*Work required*:
In the entries that follow, how many lines contain "greater"? Please reply with only the number.

*Data records*:

☆ ☆ ☆ ☆ ☆ ☆ ☆

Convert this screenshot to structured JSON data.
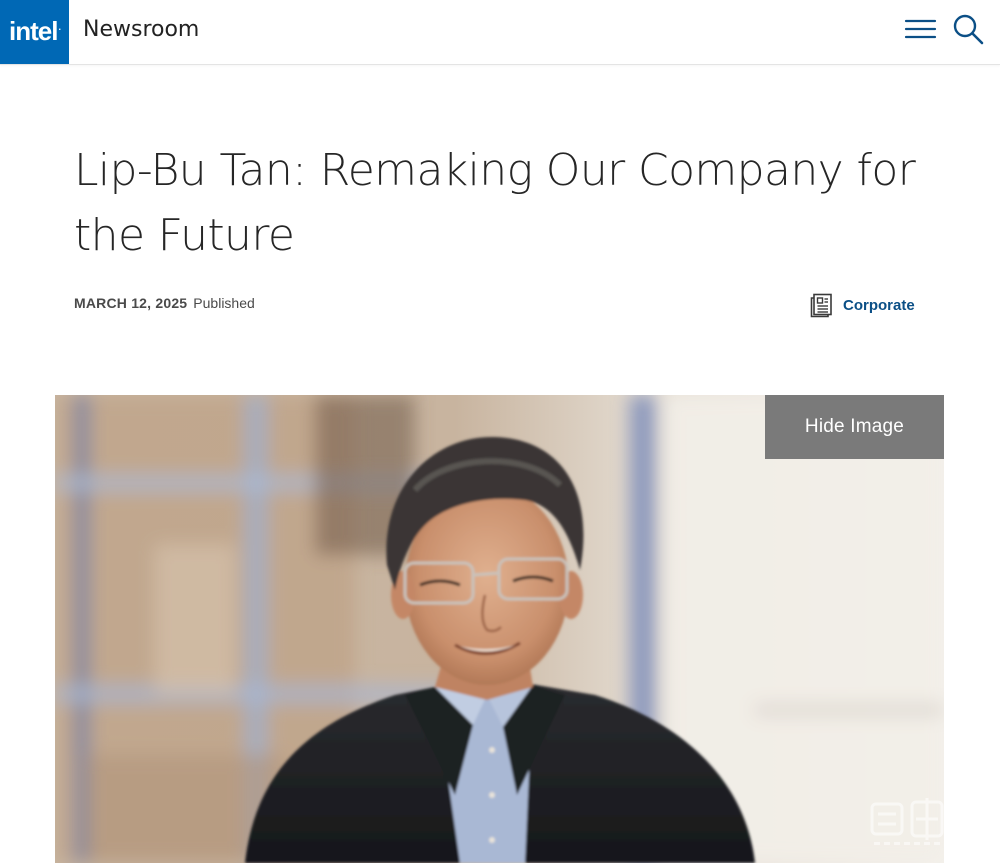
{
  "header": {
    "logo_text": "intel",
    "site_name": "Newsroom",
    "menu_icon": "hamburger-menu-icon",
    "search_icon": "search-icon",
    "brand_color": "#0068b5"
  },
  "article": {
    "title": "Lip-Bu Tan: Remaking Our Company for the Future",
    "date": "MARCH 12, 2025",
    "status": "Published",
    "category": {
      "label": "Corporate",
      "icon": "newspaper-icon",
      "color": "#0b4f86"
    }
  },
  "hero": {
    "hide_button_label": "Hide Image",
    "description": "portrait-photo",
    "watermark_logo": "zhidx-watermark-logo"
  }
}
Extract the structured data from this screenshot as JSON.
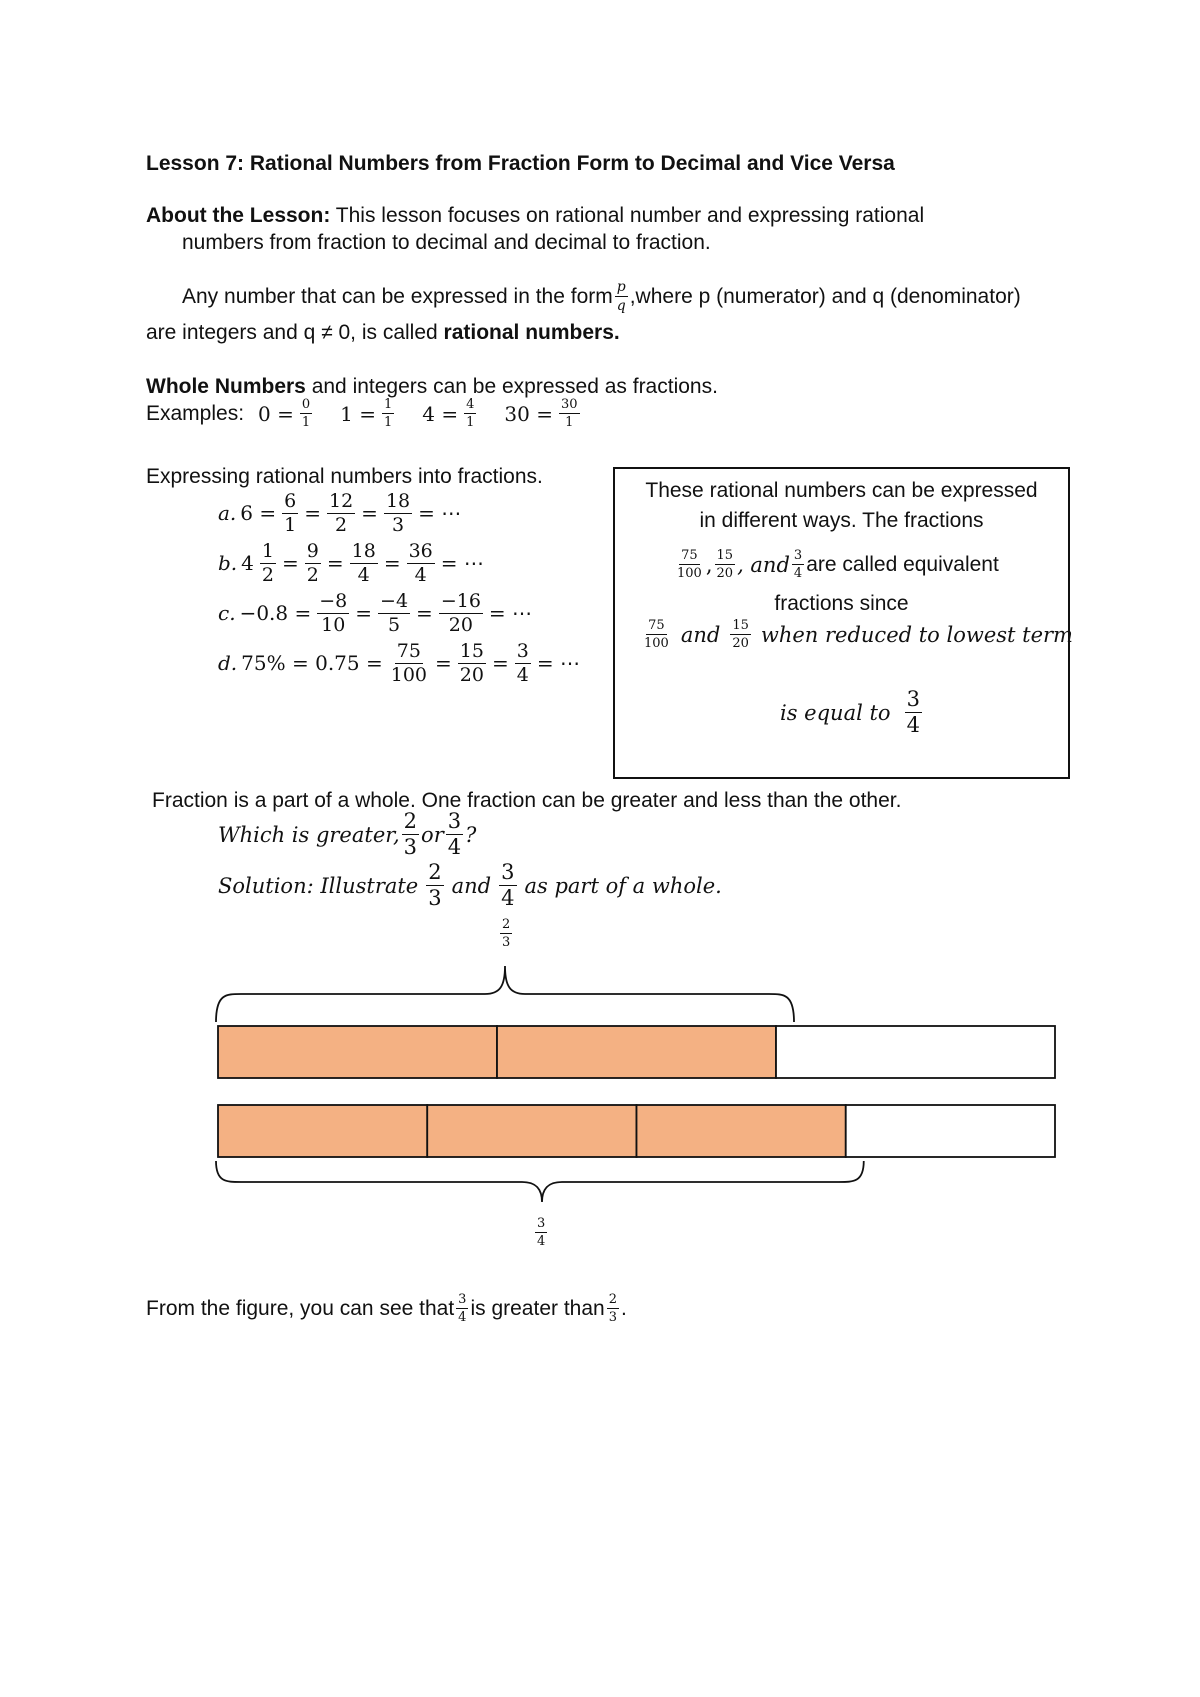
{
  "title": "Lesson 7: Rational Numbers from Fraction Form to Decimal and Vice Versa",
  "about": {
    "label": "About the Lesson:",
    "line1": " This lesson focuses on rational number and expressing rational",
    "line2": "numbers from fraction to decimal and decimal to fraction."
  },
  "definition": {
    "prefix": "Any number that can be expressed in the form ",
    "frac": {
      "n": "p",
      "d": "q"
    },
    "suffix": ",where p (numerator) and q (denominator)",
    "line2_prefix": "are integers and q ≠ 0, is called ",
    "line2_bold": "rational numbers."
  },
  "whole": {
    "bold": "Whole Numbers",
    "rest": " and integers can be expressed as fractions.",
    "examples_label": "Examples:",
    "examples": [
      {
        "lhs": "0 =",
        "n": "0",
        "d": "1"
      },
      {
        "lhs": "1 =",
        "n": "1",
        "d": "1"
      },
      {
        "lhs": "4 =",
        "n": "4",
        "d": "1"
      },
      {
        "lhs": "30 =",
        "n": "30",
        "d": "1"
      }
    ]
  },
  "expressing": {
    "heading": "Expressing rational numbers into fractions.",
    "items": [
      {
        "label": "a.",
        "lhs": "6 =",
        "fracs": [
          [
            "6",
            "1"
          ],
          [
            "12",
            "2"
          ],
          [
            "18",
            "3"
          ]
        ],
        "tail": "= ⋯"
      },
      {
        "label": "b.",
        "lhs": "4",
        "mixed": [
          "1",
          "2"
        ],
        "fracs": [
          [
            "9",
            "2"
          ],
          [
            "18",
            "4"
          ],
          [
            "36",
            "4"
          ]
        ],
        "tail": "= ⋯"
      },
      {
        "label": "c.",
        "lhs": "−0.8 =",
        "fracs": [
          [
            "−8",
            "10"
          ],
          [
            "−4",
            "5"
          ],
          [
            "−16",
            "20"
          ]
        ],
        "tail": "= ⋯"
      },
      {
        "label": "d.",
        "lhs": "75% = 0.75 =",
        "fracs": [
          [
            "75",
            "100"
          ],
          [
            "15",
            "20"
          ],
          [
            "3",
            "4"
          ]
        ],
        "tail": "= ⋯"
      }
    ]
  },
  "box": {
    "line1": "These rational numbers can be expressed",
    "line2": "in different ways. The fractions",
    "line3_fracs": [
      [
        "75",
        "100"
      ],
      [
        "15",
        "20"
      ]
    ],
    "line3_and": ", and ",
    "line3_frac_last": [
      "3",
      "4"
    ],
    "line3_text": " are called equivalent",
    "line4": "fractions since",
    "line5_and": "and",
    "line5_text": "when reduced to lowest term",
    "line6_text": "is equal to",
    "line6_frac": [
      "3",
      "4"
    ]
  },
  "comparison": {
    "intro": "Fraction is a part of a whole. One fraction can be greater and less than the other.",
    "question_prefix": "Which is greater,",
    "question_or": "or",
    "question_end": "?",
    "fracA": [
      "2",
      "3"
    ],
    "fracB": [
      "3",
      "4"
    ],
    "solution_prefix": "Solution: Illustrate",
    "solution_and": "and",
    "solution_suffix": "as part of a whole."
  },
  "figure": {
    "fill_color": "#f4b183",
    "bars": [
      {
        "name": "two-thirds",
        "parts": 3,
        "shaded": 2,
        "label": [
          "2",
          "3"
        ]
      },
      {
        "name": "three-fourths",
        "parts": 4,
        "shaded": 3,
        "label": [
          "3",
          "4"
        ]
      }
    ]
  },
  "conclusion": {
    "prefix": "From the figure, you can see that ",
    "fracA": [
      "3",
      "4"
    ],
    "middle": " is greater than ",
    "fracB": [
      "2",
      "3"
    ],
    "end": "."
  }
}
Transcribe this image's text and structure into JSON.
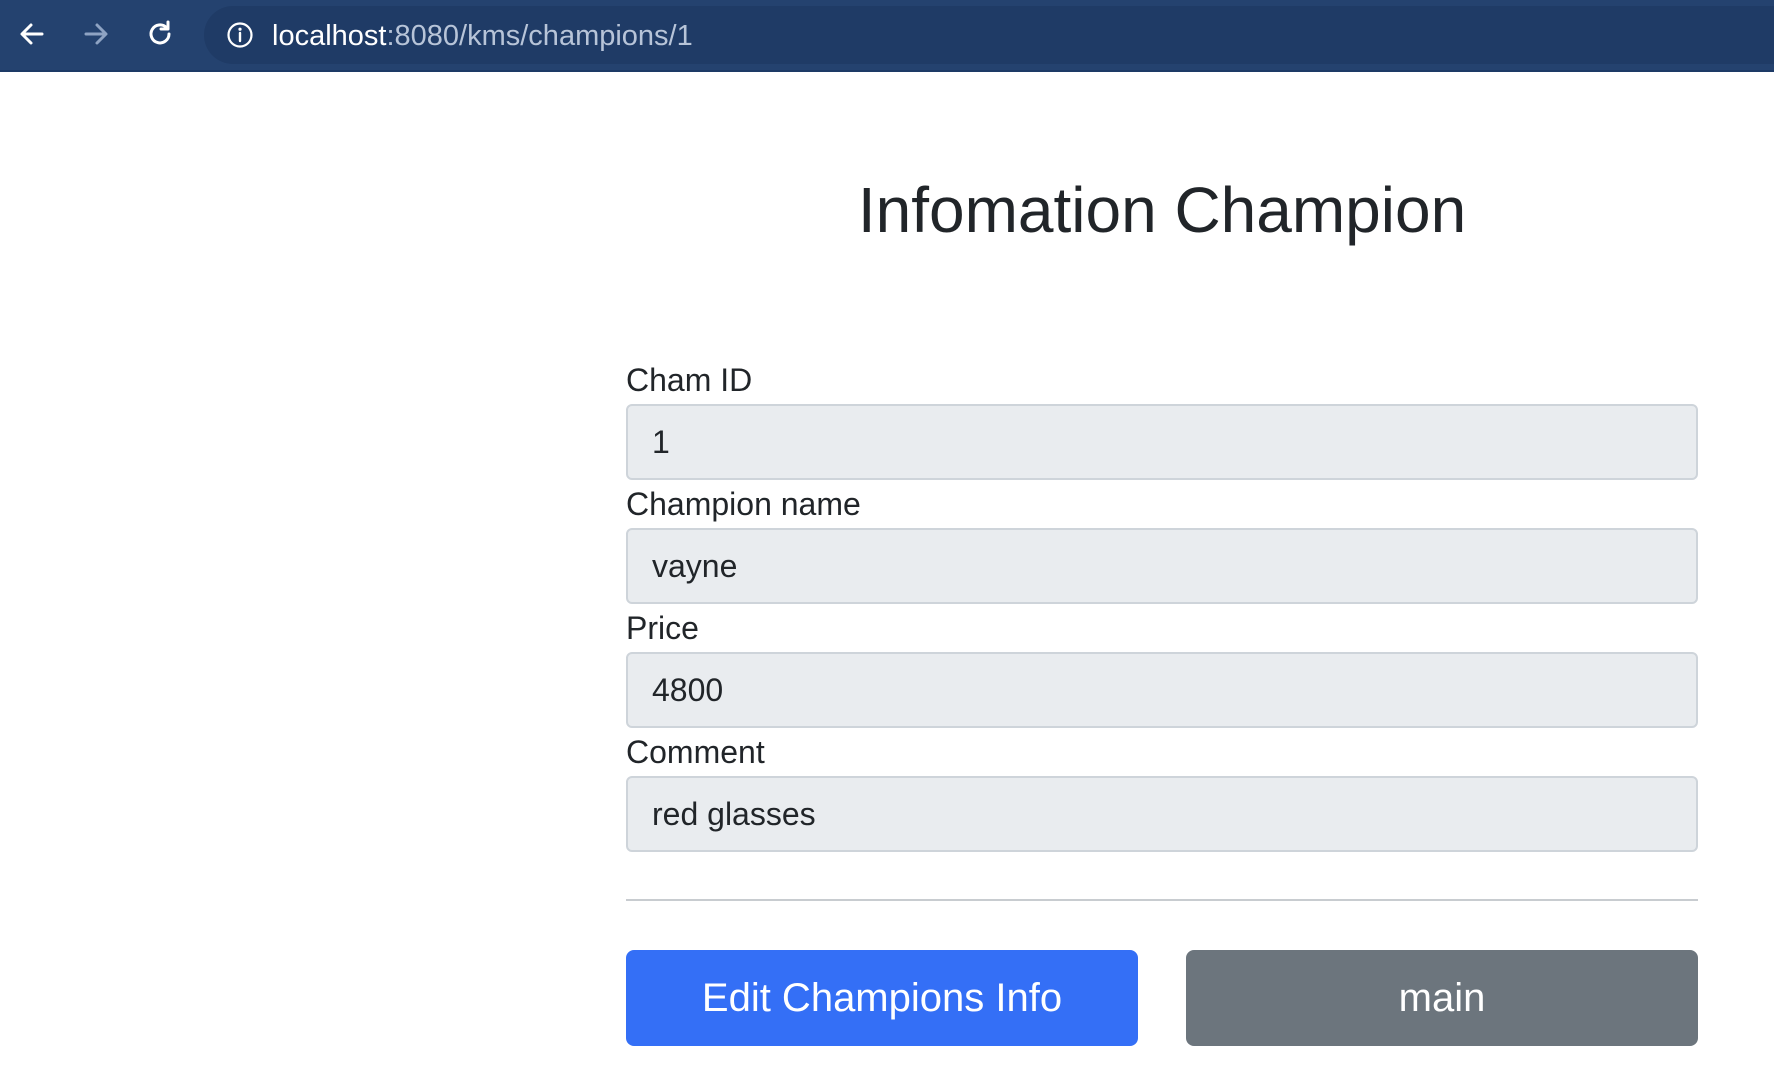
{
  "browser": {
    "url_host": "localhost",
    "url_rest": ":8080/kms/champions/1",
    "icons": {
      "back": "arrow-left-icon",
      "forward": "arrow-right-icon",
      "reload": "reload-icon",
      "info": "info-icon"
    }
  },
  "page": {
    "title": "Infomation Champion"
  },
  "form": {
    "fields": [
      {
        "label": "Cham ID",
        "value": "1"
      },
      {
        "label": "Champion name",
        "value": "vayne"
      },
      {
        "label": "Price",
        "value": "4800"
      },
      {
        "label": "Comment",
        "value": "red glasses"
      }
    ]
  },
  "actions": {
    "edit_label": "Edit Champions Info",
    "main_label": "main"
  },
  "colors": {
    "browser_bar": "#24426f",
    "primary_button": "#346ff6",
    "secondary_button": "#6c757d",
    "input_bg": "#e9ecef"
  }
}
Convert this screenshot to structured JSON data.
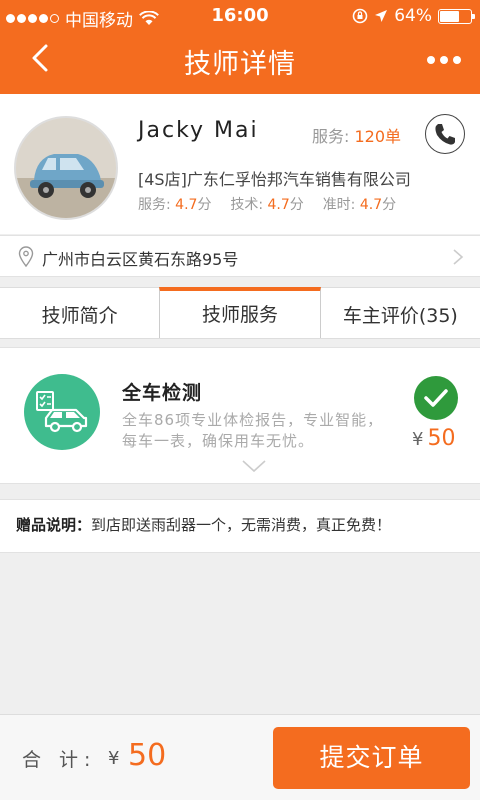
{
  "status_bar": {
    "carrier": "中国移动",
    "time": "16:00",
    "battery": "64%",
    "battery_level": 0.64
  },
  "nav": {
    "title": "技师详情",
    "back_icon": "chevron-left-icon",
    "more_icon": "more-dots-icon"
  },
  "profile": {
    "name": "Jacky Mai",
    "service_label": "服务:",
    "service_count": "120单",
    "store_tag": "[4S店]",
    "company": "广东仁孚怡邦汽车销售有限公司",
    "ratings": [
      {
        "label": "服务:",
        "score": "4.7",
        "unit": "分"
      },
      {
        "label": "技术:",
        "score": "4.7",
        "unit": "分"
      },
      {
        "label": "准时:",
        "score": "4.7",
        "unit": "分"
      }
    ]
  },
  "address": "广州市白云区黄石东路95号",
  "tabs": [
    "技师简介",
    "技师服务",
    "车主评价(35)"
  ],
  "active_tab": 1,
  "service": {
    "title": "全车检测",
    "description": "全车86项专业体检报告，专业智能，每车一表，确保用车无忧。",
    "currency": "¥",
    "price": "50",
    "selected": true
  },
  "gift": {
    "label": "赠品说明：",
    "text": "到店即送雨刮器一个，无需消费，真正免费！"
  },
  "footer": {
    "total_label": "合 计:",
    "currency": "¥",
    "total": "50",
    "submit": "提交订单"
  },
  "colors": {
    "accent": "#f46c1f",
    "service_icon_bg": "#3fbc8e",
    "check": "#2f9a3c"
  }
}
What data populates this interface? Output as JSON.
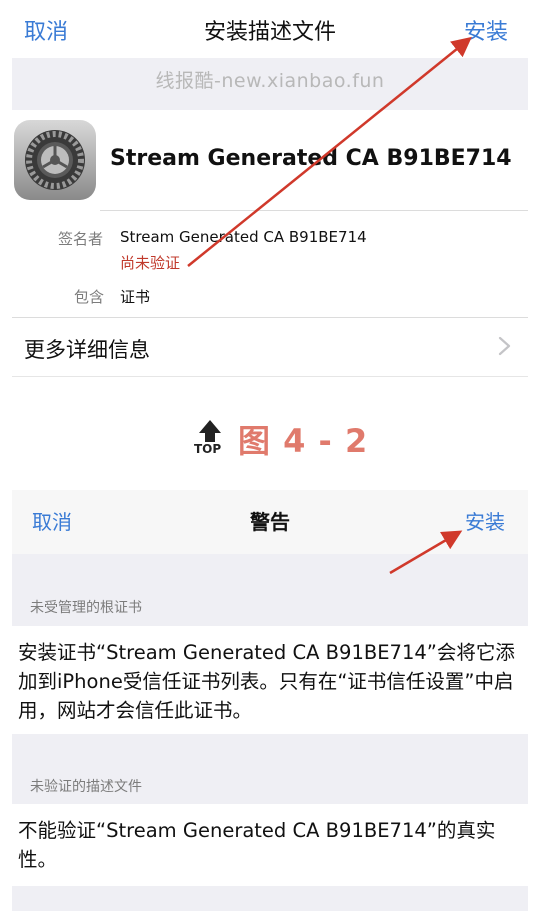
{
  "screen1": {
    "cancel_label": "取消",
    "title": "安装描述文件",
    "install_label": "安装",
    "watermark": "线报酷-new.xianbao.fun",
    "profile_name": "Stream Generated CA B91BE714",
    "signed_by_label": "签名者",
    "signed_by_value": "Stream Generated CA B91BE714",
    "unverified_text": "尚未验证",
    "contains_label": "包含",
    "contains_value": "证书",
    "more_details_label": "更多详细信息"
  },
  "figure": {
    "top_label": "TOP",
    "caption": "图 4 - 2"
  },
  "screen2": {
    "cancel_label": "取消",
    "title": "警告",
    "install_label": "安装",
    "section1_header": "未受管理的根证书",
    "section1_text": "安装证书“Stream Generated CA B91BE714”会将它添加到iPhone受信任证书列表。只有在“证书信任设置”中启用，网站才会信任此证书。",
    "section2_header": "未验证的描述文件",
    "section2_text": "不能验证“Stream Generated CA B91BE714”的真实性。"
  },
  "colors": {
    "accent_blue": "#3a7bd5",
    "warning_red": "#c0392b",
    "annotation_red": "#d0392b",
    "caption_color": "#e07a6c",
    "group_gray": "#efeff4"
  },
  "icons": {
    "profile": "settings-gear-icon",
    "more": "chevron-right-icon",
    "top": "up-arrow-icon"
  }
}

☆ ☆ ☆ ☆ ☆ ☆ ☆

*Answer to this problem*:
3